- Exercise requirements: Exactly as written, return the entries below, minus any pictures.

- Supplied records:
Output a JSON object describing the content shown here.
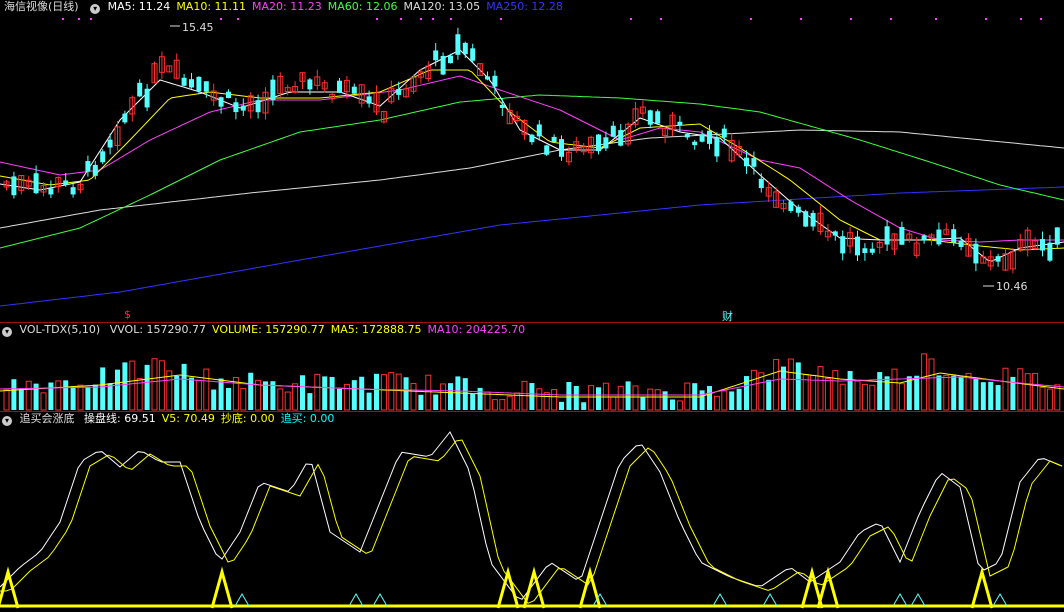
{
  "price_panel": {
    "title": "海信视像(日线)",
    "ma_labels": [
      {
        "text": "MA5: 11.24",
        "color": "#ffffff"
      },
      {
        "text": "MA10: 11.11",
        "color": "#ffff00"
      },
      {
        "text": "MA20: 11.23",
        "color": "#ff40ff"
      },
      {
        "text": "MA60: 12.06",
        "color": "#40ff40"
      },
      {
        "text": "MA120: 13.05",
        "color": "#dddddd"
      },
      {
        "text": "MA250: 12.28",
        "color": "#3333ff"
      }
    ],
    "high_label": "15.45",
    "low_label": "10.46",
    "event_marker": "$",
    "finance_marker": "财"
  },
  "volume_panel": {
    "title": "VOL-TDX(5,10)",
    "labels": [
      {
        "text": "VVOL: 157290.77",
        "color": "#dddddd"
      },
      {
        "text": "VOLUME: 157290.77",
        "color": "#ffff00"
      },
      {
        "text": "MA5: 172888.75",
        "color": "#ffff00"
      },
      {
        "text": "MA10: 204225.70",
        "color": "#ff40ff"
      }
    ]
  },
  "indicator_panel": {
    "title": "追买会涨底",
    "labels": [
      {
        "text": "操盘线: 69.51",
        "color": "#ffffff"
      },
      {
        "text": "V5: 70.49",
        "color": "#ffff00"
      },
      {
        "text": "抄底: 0.00",
        "color": "#ffff00"
      },
      {
        "text": "追买: 0.00",
        "color": "#00ffff"
      }
    ]
  },
  "colors": {
    "up": "#ff3030",
    "down": "#54ffff",
    "ma5": "#ffffff",
    "ma10": "#ffff00",
    "ma20": "#ff40ff",
    "ma60": "#40ff40",
    "ma120": "#dddddd",
    "ma250": "#3333ff",
    "divider": "#a01010"
  }
}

- Answer:
Output a JSON object describing the content shown here.
{
  "price_panel": {
    "title": "海信视像(日线)",
    "ma_labels": [
      {
        "text": "MA5: 11.24",
        "color": "#ffffff"
      },
      {
        "text": "MA10: 11.11",
        "color": "#ffff00"
      },
      {
        "text": "MA20: 11.23",
        "color": "#ff40ff"
      },
      {
        "text": "MA60: 12.06",
        "color": "#40ff40"
      },
      {
        "text": "MA120: 13.05",
        "color": "#dddddd"
      },
      {
        "text": "MA250: 12.28",
        "color": "#3333ff"
      }
    ],
    "high_label": "15.45",
    "low_label": "10.46",
    "event_marker": "$",
    "finance_marker": "财"
  },
  "volume_panel": {
    "title": "VOL-TDX(5,10)",
    "labels": [
      {
        "text": "VVOL: 157290.77",
        "color": "#dddddd"
      },
      {
        "text": "VOLUME: 157290.77",
        "color": "#ffff00"
      },
      {
        "text": "MA5: 172888.75",
        "color": "#ffff00"
      },
      {
        "text": "MA10: 204225.70",
        "color": "#ff40ff"
      }
    ]
  },
  "indicator_panel": {
    "title": "追买会涨底",
    "labels": [
      {
        "text": "操盘线: 69.51",
        "color": "#ffffff"
      },
      {
        "text": "V5: 70.49",
        "color": "#ffff00"
      },
      {
        "text": "抄底: 0.00",
        "color": "#ffff00"
      },
      {
        "text": "追买: 0.00",
        "color": "#00ffff"
      }
    ]
  },
  "colors": {
    "up": "#ff3030",
    "down": "#54ffff",
    "ma5": "#ffffff",
    "ma10": "#ffff00",
    "ma20": "#ff40ff",
    "ma60": "#40ff40",
    "ma120": "#dddddd",
    "ma250": "#3333ff",
    "divider": "#a01010"
  }
}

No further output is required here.